[Start of section]
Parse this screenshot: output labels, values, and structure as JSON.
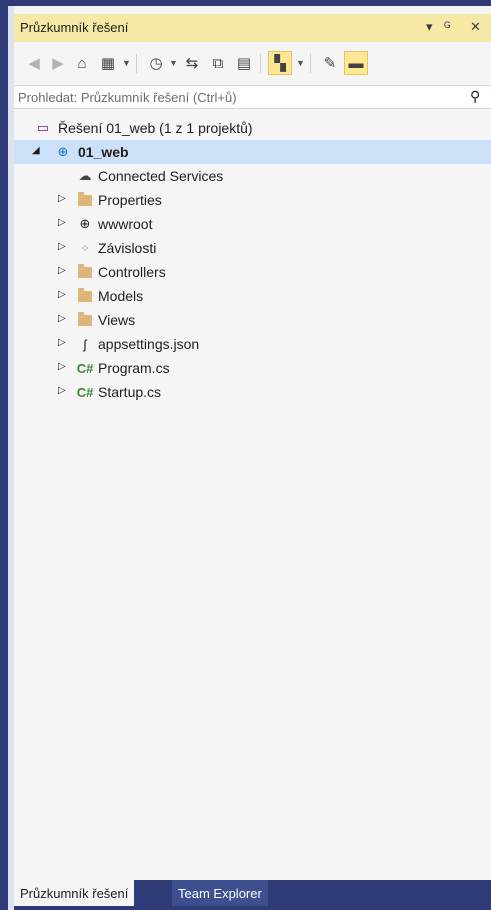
{
  "panel": {
    "title": "Průzkumník řešení",
    "pin_glyph": "▾ ⊥",
    "close_glyph": "✕"
  },
  "search": {
    "placeholder": "Prohledat: Průzkumník řešení (Ctrl+ů)"
  },
  "tree": {
    "solution_label": "Řešení 01_web (1 z 1 projektů)",
    "project_label": "01_web",
    "items": [
      {
        "label": "Connected Services",
        "icon": "cloud-plug-icon"
      },
      {
        "label": "Properties",
        "icon": "wrench-folder-icon"
      },
      {
        "label": "wwwroot",
        "icon": "globe-icon"
      },
      {
        "label": "Závislosti",
        "icon": "dependencies-icon"
      },
      {
        "label": "Controllers",
        "icon": "folder-icon"
      },
      {
        "label": "Models",
        "icon": "folder-icon"
      },
      {
        "label": "Views",
        "icon": "folder-icon"
      },
      {
        "label": "appsettings.json",
        "icon": "json-file-icon"
      },
      {
        "label": "Program.cs",
        "icon": "csharp-file-icon"
      },
      {
        "label": "Startup.cs",
        "icon": "csharp-file-icon"
      }
    ]
  },
  "bottom_tabs": [
    {
      "label": "Průzkumník řešení",
      "active": true
    },
    {
      "label": "Team Explorer",
      "active": false
    }
  ],
  "colors": {
    "frame": "#2e3b76",
    "titlebar": "#f6e9a6",
    "selection": "#cce0f7",
    "folder": "#dcb67a",
    "csharp": "#388a34"
  }
}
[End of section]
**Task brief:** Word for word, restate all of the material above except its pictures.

**Problem solution:**
Parse this screenshot: output labels, values, and structure as JSON.
{
  "panel": {
    "title": "Průzkumník řešení",
    "pin_glyph": "▾ ⊥",
    "close_glyph": "✕"
  },
  "search": {
    "placeholder": "Prohledat: Průzkumník řešení (Ctrl+ů)"
  },
  "tree": {
    "solution_label": "Řešení 01_web (1 z 1 projektů)",
    "project_label": "01_web",
    "items": [
      {
        "label": "Connected Services",
        "icon": "cloud-plug-icon"
      },
      {
        "label": "Properties",
        "icon": "wrench-folder-icon"
      },
      {
        "label": "wwwroot",
        "icon": "globe-icon"
      },
      {
        "label": "Závislosti",
        "icon": "dependencies-icon"
      },
      {
        "label": "Controllers",
        "icon": "folder-icon"
      },
      {
        "label": "Models",
        "icon": "folder-icon"
      },
      {
        "label": "Views",
        "icon": "folder-icon"
      },
      {
        "label": "appsettings.json",
        "icon": "json-file-icon"
      },
      {
        "label": "Program.cs",
        "icon": "csharp-file-icon"
      },
      {
        "label": "Startup.cs",
        "icon": "csharp-file-icon"
      }
    ]
  },
  "bottom_tabs": [
    {
      "label": "Průzkumník řešení",
      "active": true
    },
    {
      "label": "Team Explorer",
      "active": false
    }
  ],
  "colors": {
    "frame": "#2e3b76",
    "titlebar": "#f6e9a6",
    "selection": "#cce0f7",
    "folder": "#dcb67a",
    "csharp": "#388a34"
  }
}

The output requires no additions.